“Yes,” Shelby replied.
At a local level, there are differences, I believe, between fascist policing and a corrupt police force. The Mayor spoke well after the verdict:
Tulsa Mayor G.T. Bynum said the verdict does not change the fact that more work needs to be done to address racial disparities.
“After considering days of testimony and undergoing its own deliberation, the jury has spoken. I appreciate the jurors’ service to our community and respect their verdict,” Bynum said.
“But this verdict does not alter the course on which we are adamantly set,” he said. “It does not change our recognition of the racial disparities that have afflicted Tulsa historically.
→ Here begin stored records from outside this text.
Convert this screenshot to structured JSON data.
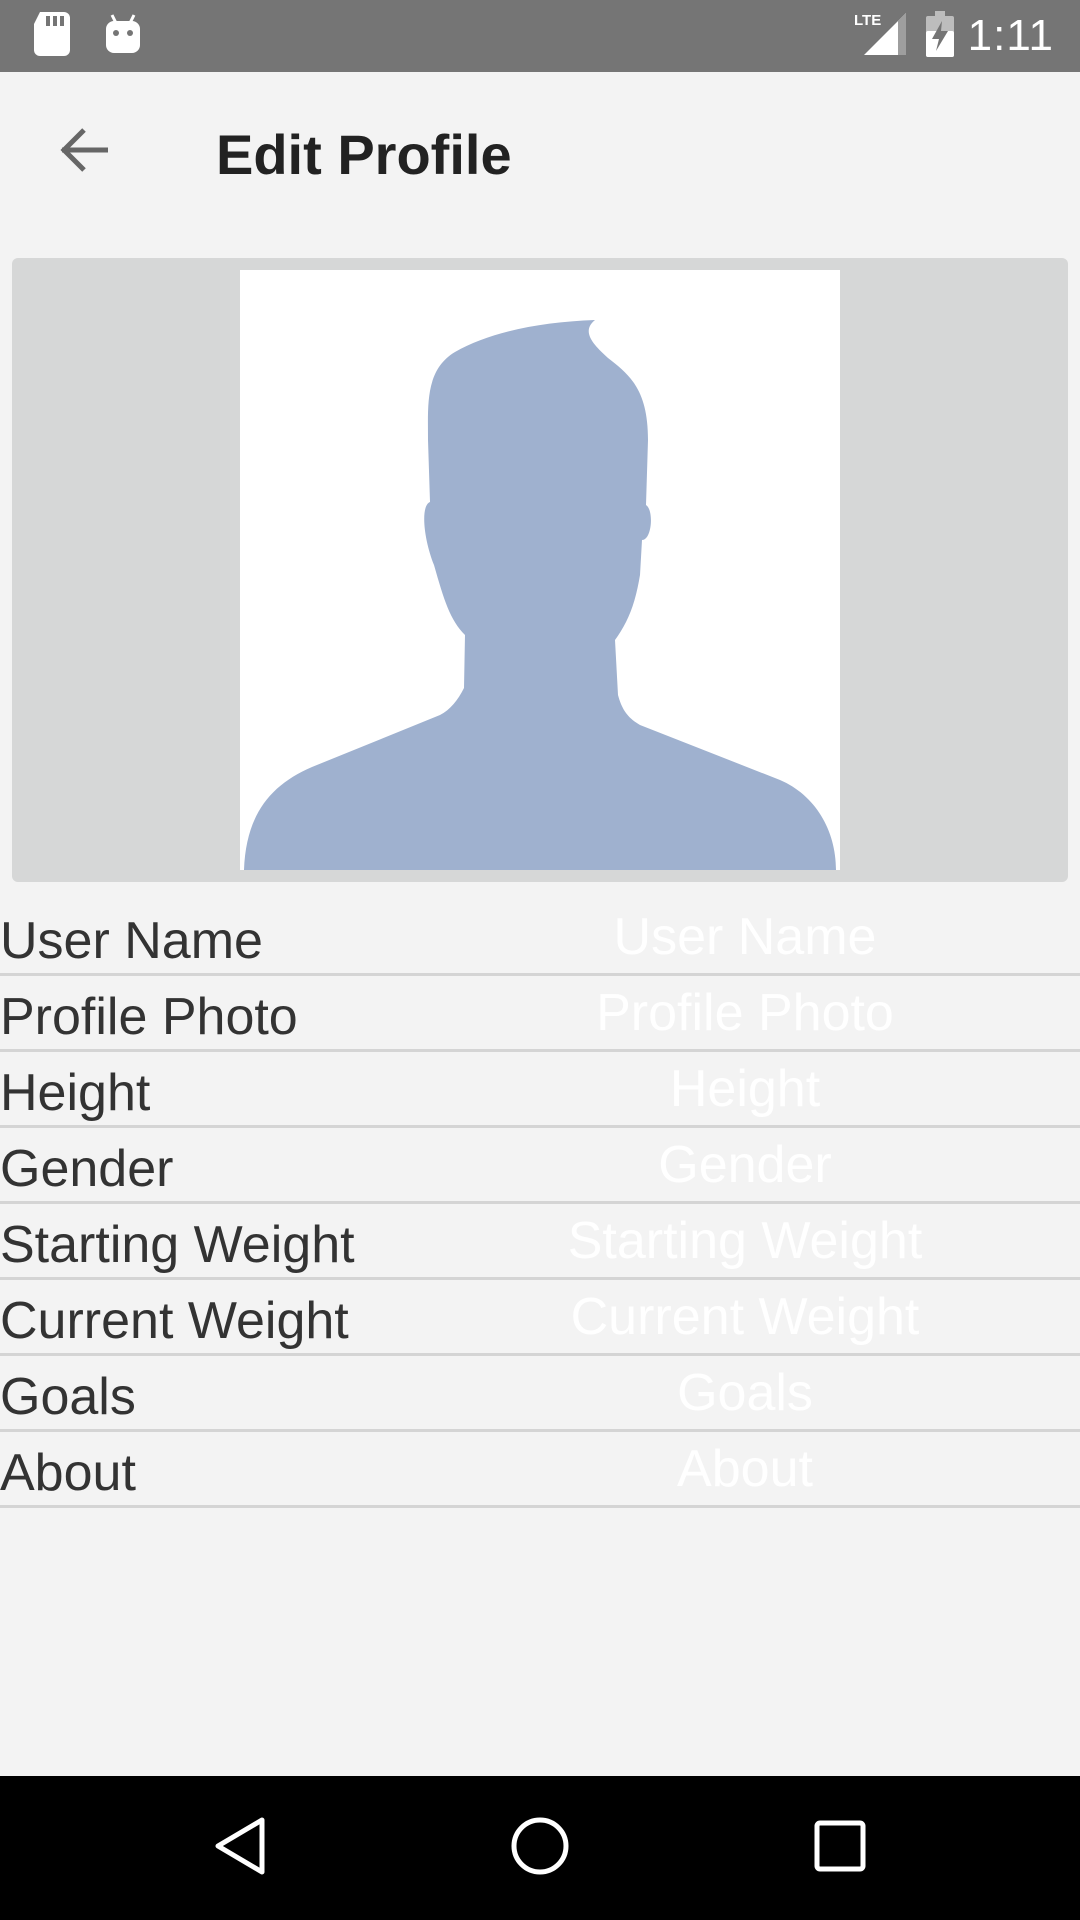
{
  "status_bar": {
    "time": "1:11",
    "network": "LTE",
    "icons": [
      "sd-card-icon",
      "android-debug-icon",
      "lte-signal-icon",
      "battery-charging-icon"
    ]
  },
  "toolbar": {
    "title": "Edit Profile",
    "back_icon": "arrow-back-icon"
  },
  "profile_photo": {
    "placeholder_icon": "default-avatar-silhouette",
    "silhouette_color": "#9fb1cf"
  },
  "fields": [
    {
      "label": "User Name",
      "placeholder": "User Name",
      "value": ""
    },
    {
      "label": "Profile Photo",
      "placeholder": "Profile Photo",
      "value": ""
    },
    {
      "label": "Height",
      "placeholder": "Height",
      "value": ""
    },
    {
      "label": "Gender",
      "placeholder": "Gender",
      "value": ""
    },
    {
      "label": "Starting Weight",
      "placeholder": "Starting Weight",
      "value": ""
    },
    {
      "label": "Current Weight",
      "placeholder": "Current Weight",
      "value": ""
    },
    {
      "label": "Goals",
      "placeholder": "Goals",
      "value": ""
    },
    {
      "label": "About",
      "placeholder": "About",
      "value": ""
    }
  ],
  "nav_bar": {
    "icons": [
      "back-triangle-icon",
      "home-circle-icon",
      "recents-square-icon"
    ]
  },
  "colors": {
    "status_bar": "#757575",
    "background": "#f3f3f3",
    "photo_panel": "#d6d7d7",
    "divider": "#d4d4d4",
    "nav_bar": "#000000"
  }
}
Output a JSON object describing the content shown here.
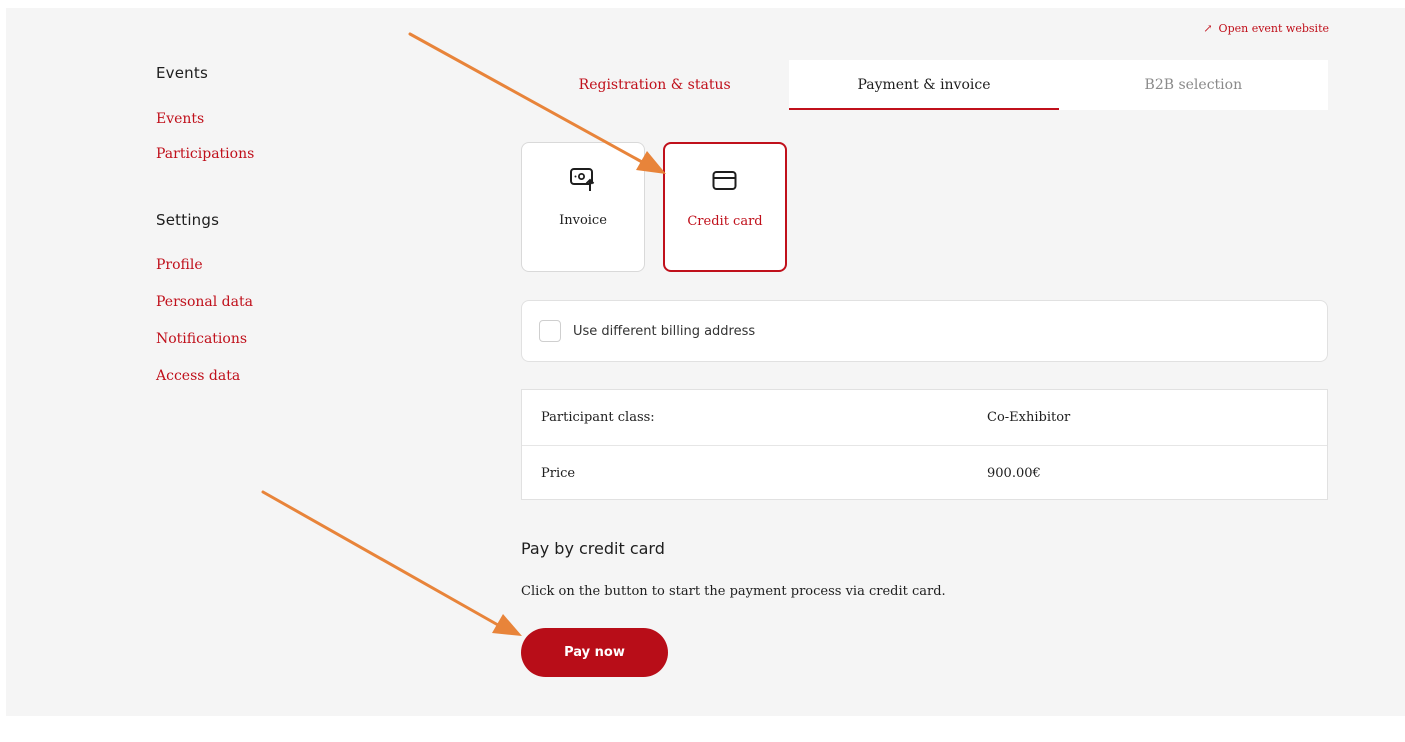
{
  "header": {
    "open_event_link": "Open event website",
    "open_event_icon": "external-arrow-icon"
  },
  "sidebar": {
    "events_heading": "Events",
    "events_items": [
      {
        "label": "Events"
      },
      {
        "label": "Participations"
      }
    ],
    "settings_heading": "Settings",
    "settings_items": [
      {
        "label": "Profile"
      },
      {
        "label": "Personal data"
      },
      {
        "label": "Notifications"
      },
      {
        "label": "Access data"
      }
    ]
  },
  "tabs": [
    {
      "label": "Registration & status"
    },
    {
      "label": "Payment & invoice"
    },
    {
      "label": "B2B selection"
    }
  ],
  "payment_methods": [
    {
      "label": "Invoice",
      "icon": "money-upload-icon"
    },
    {
      "label": "Credit card",
      "icon": "credit-card-icon"
    }
  ],
  "billing": {
    "checkbox_label": "Use different billing address"
  },
  "info_table": [
    {
      "label": "Participant class:",
      "value": "Co-Exhibitor"
    },
    {
      "label": "Price",
      "value": "900.00€"
    }
  ],
  "pay_section": {
    "title": "Pay by credit card",
    "description": "Click on the button to start the payment process via credit card.",
    "button_label": "Pay now"
  },
  "colors": {
    "accent": "#c0101b",
    "button": "#b80d18",
    "annotation_arrow": "#e8843a",
    "page_bg": "#f5f5f5"
  }
}
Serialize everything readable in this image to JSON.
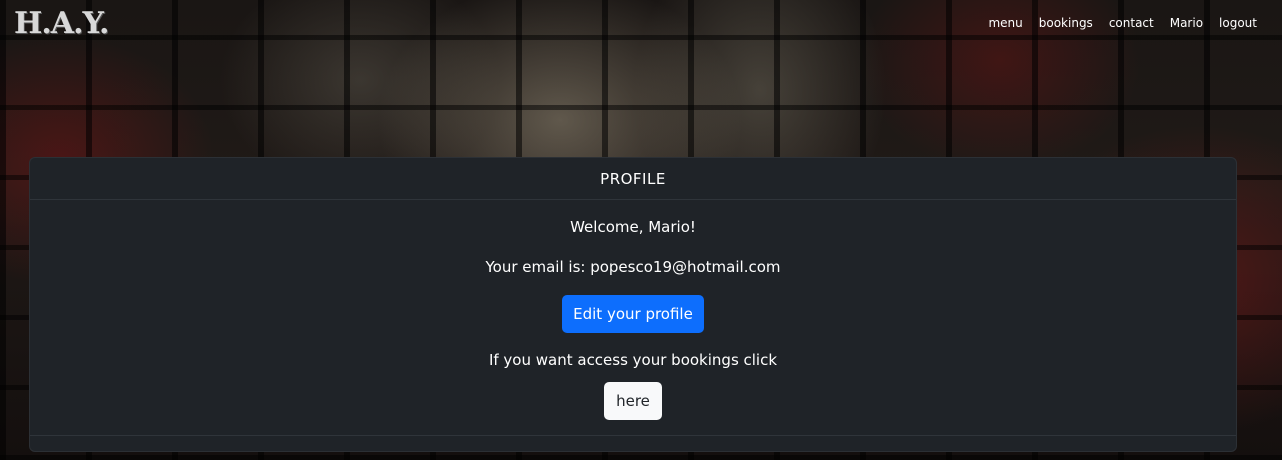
{
  "navbar": {
    "brand": "H.A.Y.",
    "links": [
      "menu",
      "bookings",
      "contact",
      "Mario",
      "logout"
    ]
  },
  "profile": {
    "title": "PROFILE",
    "welcome": "Welcome, Mario!",
    "email_text": "Your email is: popesco19@hotmail.com",
    "edit_button": "Edit your profile",
    "bookings_text": "If you want access your bookings click",
    "here_button": "here"
  },
  "colors": {
    "card_bg": "#1f2328",
    "primary_button": "#0d6efd",
    "light_button": "#f8f9fa"
  }
}
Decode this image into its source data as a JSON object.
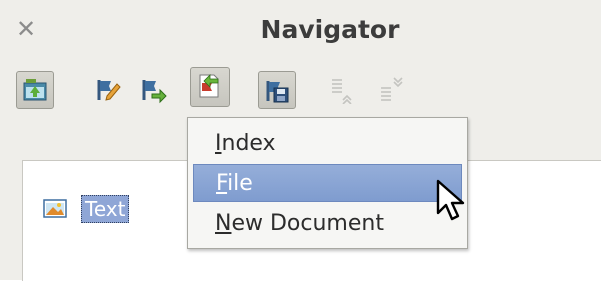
{
  "window": {
    "title": "Navigator",
    "close_icon": "close-icon"
  },
  "toolbar": {
    "buttons": [
      {
        "icon": "navigator-toggle-icon",
        "pressed": true
      },
      {
        "icon": "edit-pencil-icon",
        "pressed": false
      },
      {
        "icon": "go-to-next-icon",
        "pressed": false
      },
      {
        "icon": "drag-mode-icon",
        "pressed": true
      },
      {
        "icon": "save-document-icon",
        "pressed": true
      },
      {
        "icon": "promote-level-icon",
        "pressed": false,
        "disabled": true
      },
      {
        "icon": "demote-level-icon",
        "pressed": false,
        "disabled": true
      }
    ]
  },
  "tree": {
    "items": [
      {
        "label": "Text",
        "icon": "text-document-icon",
        "selected": true
      }
    ]
  },
  "dropdown_menu": {
    "items": [
      {
        "label": "Index",
        "mnemonic": "I",
        "rest": "ndex",
        "highlighted": false
      },
      {
        "label": "File",
        "mnemonic": "F",
        "rest": "ile",
        "highlighted": true
      },
      {
        "label": "New Document",
        "mnemonic": "N",
        "rest": "ew Document",
        "highlighted": false
      }
    ]
  },
  "colors": {
    "panel_bg": "#efeeea",
    "highlight": "#8fa6d6",
    "menu_bg": "#f6f6f4"
  }
}
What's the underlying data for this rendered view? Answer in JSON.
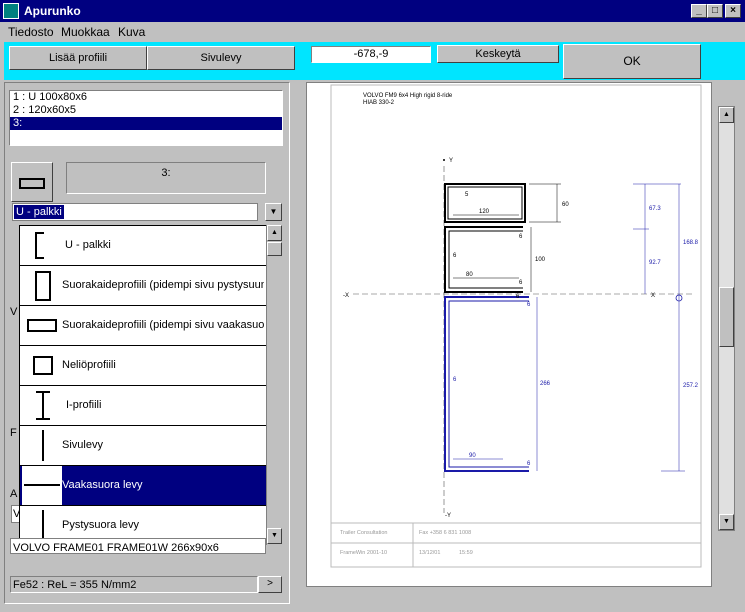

It does not change our work to institute community policing measures that empower citizens to work side by side with police officers.”
As did a police union official:
Gerard Lindsey, chairman of Tulsa Fraternal Order of Police, said there were no winners following the verdict.
“There’s still a family that has dealt with a tragedy here, the Crutchers, and we still extend our deepest sympathies to them,” he said.
But at bottom, the white officer who killed a Black man testified that Crutcher was at fault and that her training compels her to kill any person who reaches into a vehicle during a traffic stop or other investigation. Her training did, in fact, teach some version of that (the details are in dispute). Terence Crutcher is, in fact, dead of bullet wounds inflicted by Shelby. And this is the difference between the corruption of some of Shelby’s peers and the nature of a truly fascist police force, however much that force might smile in front of a camera: For a fascist police force, civilians are enemies and the rules are created in order to permit officers from escaping any consequence for treating civilians as enemies. In a merely corrupt police force, officers may or may not believe civilians are enemies (though they, like many police officers, tend to believe this far too frequently) but they bend and break rules in order to escape accountability for any reason, period.
For all the kind words being expressed in Tulsa just now, it is fascist policing when officers are trained to kill civilians for doing perfectly legal acts (reaching into a car) that are typically unassociated with any threat but that may, rarely, be part of a series of actions that subsequently leads to a threat materializing. And that is before we reach the racism of white men confidently open-carrying loaded firearms while unarmed Black men fear reaching for a wallet even when the police have actually asked them for ID.
I’ll leave you with the words of Terence Crutcher’s family, again, as reported by KFOR:
“This is definitely a tough pill to swallow,” his sister, Tiffany Crutcher, said. “Terence’s hands were up. Terence was not an imminent threat. Terence did not attack her. Terence didn’t charge at her. Terence was not the aggressor. ”
Their father, Joseph Crutcher, said the verdict was unjust. “Let it be known that I believe in my heart that Betty Shelby got away with murder,” he said. “I have four grandchildren that are at home now, that have lost their daddy.”
According to the Tulsa World, Tiffany Crutcher said her brother was murdered and the Tulsa Police Department tried to cover it up.
“Betty Shelby murdered my brother, and after she murdered my brother all of the officers involved with the Tulsa Police Department covered for her,” she said. “What I got out of this case was that a coverup was exposed.”
She also criticized police for not immediately providing care after Terence Crutcher was shot.
“I’m going to make sure that I don’t rest until we get reforms for this police department in Tulsa, Oklahoma, and we change the culture of this corrupt police department,” Tiffany Crutcher said, according to the Tulsa World.